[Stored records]

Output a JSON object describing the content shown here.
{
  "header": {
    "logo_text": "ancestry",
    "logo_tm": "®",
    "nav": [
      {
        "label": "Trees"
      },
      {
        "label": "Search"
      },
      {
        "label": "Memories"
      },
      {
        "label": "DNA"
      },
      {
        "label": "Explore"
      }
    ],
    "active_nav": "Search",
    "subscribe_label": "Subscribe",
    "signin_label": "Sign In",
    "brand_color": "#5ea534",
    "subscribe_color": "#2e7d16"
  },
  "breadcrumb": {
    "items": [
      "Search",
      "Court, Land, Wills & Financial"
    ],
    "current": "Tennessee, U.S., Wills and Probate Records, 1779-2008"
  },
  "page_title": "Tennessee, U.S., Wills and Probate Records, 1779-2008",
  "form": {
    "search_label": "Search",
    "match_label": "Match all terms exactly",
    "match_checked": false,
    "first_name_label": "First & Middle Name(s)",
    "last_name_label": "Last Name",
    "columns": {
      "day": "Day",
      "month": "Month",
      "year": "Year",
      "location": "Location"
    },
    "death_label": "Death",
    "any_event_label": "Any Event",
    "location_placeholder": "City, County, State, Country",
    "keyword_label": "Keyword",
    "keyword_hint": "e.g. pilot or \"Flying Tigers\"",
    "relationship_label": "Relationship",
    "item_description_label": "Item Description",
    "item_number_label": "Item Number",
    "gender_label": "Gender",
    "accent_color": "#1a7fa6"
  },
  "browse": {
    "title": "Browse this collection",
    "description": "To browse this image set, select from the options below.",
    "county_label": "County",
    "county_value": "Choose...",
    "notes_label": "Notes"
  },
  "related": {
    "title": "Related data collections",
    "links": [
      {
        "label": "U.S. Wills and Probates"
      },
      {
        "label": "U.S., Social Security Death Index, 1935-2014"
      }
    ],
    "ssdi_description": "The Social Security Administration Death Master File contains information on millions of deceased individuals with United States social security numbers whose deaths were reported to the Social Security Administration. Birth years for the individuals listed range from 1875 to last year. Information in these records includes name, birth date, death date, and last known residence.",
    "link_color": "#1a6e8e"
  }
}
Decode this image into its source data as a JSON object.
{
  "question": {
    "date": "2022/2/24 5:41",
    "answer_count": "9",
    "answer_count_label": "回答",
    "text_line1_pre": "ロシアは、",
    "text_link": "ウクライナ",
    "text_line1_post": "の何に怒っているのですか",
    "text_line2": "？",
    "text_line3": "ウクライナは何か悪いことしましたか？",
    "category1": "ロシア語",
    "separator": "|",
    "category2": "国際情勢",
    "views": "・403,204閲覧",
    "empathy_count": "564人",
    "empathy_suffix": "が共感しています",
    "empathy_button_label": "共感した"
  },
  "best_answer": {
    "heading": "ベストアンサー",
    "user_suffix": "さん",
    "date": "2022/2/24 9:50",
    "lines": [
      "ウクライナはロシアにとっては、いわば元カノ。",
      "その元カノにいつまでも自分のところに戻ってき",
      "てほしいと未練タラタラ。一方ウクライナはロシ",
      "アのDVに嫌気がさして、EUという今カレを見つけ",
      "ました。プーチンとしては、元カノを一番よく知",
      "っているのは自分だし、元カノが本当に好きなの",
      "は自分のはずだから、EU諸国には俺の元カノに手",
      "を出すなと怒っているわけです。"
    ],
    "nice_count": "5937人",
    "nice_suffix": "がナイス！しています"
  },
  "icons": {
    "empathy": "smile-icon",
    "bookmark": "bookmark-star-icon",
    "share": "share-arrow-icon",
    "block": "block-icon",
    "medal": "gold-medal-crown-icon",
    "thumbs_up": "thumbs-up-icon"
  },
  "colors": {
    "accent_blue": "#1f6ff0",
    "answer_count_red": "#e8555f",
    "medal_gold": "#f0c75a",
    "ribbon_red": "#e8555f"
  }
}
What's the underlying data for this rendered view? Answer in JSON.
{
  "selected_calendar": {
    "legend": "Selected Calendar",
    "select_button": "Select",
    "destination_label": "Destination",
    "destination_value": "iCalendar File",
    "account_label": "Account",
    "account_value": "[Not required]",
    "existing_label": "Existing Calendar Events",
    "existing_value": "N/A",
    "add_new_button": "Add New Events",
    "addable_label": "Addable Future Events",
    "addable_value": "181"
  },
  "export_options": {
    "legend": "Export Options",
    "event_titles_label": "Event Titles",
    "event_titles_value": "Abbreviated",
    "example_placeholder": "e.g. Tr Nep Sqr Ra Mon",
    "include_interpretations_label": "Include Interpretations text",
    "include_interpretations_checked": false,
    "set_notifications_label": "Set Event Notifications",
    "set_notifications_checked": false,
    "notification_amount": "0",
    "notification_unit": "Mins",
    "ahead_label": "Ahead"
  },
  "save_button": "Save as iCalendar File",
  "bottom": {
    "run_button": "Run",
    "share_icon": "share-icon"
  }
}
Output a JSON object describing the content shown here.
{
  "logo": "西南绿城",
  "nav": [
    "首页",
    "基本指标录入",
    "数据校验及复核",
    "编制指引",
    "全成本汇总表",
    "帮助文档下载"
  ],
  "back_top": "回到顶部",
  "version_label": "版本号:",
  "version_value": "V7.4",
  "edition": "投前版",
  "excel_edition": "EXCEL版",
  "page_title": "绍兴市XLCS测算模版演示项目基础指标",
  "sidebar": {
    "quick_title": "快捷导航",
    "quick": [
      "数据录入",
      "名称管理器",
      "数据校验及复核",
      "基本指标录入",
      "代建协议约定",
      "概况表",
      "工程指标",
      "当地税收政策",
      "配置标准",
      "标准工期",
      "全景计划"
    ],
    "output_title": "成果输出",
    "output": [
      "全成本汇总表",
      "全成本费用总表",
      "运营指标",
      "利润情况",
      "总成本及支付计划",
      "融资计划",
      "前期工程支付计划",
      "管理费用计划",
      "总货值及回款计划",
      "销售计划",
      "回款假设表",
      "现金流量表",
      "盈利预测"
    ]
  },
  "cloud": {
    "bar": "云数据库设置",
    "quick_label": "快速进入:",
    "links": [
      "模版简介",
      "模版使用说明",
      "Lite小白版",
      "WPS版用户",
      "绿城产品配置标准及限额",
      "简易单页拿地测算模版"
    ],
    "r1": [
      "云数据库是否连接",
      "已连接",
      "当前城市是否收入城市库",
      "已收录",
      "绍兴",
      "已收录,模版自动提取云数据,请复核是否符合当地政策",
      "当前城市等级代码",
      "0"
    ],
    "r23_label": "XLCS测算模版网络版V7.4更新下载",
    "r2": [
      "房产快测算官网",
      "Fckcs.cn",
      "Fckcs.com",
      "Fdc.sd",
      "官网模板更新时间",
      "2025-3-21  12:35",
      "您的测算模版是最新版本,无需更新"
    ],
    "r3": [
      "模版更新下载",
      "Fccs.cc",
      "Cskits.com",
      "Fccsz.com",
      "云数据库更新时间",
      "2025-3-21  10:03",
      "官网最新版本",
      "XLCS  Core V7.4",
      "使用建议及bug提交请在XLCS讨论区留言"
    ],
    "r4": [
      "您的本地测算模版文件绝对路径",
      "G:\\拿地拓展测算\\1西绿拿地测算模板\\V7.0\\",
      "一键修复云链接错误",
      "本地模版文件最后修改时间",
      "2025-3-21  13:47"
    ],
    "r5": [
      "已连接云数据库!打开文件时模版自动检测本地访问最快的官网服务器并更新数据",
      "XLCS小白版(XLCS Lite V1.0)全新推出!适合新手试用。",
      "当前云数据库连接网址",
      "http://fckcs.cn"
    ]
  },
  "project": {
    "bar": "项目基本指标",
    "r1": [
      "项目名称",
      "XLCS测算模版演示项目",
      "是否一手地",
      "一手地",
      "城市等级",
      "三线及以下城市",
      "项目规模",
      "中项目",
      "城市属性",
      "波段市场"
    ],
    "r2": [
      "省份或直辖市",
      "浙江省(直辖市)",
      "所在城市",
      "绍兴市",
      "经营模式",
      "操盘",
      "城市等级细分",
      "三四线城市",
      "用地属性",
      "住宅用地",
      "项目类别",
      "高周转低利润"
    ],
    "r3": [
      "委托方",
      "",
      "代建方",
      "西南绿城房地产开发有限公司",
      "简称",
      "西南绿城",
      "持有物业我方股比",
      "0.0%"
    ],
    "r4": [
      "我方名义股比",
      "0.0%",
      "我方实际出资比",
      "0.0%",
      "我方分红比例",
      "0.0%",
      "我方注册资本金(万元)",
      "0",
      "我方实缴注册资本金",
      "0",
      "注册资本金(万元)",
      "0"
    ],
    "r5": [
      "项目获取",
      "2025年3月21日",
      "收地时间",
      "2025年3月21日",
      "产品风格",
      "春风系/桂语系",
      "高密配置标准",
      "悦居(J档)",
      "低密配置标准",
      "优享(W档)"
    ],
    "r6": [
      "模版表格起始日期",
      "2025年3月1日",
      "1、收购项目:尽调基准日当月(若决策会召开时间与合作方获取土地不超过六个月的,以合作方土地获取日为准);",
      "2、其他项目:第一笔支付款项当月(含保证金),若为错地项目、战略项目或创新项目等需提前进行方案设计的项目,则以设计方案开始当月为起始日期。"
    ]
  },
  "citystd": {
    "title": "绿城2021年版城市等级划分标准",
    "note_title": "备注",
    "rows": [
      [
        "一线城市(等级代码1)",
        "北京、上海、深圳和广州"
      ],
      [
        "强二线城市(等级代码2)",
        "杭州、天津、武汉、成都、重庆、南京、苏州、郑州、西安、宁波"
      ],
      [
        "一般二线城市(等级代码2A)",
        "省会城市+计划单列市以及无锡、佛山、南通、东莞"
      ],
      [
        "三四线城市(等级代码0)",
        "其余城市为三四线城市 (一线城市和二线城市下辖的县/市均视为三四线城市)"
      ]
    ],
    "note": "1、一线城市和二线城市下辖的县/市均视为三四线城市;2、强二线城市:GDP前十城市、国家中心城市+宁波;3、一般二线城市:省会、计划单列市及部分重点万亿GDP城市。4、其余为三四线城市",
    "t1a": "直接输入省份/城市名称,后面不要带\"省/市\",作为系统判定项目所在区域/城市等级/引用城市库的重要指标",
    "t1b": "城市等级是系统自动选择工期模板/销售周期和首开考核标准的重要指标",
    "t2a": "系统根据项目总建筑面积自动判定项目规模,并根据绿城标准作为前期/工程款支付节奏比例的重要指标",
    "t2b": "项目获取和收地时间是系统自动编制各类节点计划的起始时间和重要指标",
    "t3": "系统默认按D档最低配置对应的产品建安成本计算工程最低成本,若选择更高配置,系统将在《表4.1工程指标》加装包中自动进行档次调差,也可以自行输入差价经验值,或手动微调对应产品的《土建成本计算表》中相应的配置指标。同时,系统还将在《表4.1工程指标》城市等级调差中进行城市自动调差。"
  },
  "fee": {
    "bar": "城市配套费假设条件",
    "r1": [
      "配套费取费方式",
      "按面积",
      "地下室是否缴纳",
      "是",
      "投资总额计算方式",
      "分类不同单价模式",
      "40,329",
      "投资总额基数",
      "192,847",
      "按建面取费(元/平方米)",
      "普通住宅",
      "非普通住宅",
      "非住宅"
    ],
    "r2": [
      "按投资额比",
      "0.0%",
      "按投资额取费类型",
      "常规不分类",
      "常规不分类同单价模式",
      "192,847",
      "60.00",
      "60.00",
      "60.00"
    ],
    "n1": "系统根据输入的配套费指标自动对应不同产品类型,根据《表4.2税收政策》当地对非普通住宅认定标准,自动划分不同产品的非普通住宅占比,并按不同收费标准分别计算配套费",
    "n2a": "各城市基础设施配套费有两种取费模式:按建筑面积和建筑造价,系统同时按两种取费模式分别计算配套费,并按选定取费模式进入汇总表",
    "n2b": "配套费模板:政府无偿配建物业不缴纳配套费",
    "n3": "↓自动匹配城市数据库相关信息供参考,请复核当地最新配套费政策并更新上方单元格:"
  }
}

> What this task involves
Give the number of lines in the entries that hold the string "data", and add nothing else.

> Result for this task
3